MP Ian Lavery said the party was “crystal clear” on the issue, to hollow laughter from some in the audience on BBC Question Time.
The party has faced criticism for an ambigious stance on Brexit. It recently said it wanted a transition deal for Britain in which it remained in the Customs Union and Single Market after leaving the EU, leading to some to suggest it wanted this arrangement to be permanent.
Lavery told Question Time this should be as “short as possible but as long as necessary”.
This didn’t impress Richard Tice, a property developer from Brexit pressure group Leave Means Leave, who said: “Let’s be honest. Everybody knows your position is changing week by week.”
As the audience applauded, Tice said: “Now you’ve got the cheek - increasing numbers of people at the Labour conference this week are talking about a second referendum.”
Tice said he feared Britain would face a second referendum, “which is a shocking thing”. But Lavery hit back.
“When someone is pedalling myths, it needs to be responded to,” he said, raising his voice.
“The Labour Party are committed to the will of the people. We will be leaving the EU. No problem. No second referendum. No second referendum. ”
As Tice goaded him and asked the audience “has everybody heard that?”, Lavery said: “As people like yourself continually perpetuate these myths. It’s just not helpful for anybody.”
Journalist and fellow panellist Peter Hitchens said: “The Labour Party on this is just like Groucho Marx: ’These are my principals and, if you don’t like them, I’ve got other ones.”

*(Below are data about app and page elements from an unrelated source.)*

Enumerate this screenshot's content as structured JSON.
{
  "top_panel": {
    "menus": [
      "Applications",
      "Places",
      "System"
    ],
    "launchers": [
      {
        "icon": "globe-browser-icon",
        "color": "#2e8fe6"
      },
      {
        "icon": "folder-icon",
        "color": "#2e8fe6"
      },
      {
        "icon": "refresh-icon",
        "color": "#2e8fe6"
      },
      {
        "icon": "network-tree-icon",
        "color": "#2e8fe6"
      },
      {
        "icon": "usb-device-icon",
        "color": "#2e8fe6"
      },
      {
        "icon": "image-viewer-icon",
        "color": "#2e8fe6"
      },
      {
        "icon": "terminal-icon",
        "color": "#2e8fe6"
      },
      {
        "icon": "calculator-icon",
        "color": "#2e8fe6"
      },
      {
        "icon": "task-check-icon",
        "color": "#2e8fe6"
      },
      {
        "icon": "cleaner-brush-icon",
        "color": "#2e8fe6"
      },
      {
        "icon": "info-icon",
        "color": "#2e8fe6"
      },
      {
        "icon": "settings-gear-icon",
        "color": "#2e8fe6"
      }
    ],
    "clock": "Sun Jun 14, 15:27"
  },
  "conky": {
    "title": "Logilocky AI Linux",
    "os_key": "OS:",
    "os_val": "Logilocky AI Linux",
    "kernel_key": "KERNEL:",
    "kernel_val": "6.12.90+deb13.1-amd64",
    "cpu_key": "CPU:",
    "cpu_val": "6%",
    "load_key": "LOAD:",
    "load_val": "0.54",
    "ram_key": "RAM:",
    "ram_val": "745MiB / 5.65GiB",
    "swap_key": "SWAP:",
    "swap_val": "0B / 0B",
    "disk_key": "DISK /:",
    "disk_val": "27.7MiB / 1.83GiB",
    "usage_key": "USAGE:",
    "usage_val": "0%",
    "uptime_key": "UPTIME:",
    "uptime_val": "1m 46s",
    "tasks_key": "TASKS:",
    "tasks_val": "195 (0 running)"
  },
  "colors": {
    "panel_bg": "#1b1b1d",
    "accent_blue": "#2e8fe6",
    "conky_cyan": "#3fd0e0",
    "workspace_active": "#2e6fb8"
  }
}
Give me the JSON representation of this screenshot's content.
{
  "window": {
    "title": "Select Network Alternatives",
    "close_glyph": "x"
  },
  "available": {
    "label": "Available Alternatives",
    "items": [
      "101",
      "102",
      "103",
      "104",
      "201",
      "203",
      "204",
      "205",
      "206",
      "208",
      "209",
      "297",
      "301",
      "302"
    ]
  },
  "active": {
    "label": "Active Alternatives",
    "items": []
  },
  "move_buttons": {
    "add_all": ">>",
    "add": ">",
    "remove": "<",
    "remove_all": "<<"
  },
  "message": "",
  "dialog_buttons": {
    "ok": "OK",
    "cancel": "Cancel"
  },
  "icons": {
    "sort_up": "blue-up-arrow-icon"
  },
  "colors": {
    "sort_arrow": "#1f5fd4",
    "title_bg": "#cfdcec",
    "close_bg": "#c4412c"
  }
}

Lavery, Tice and Hitchens appeared on the show, which came from Wolverhampton, alongside Conservative minister Karen Bradley and comedian and former Labour advisor Ayesha Hazarika.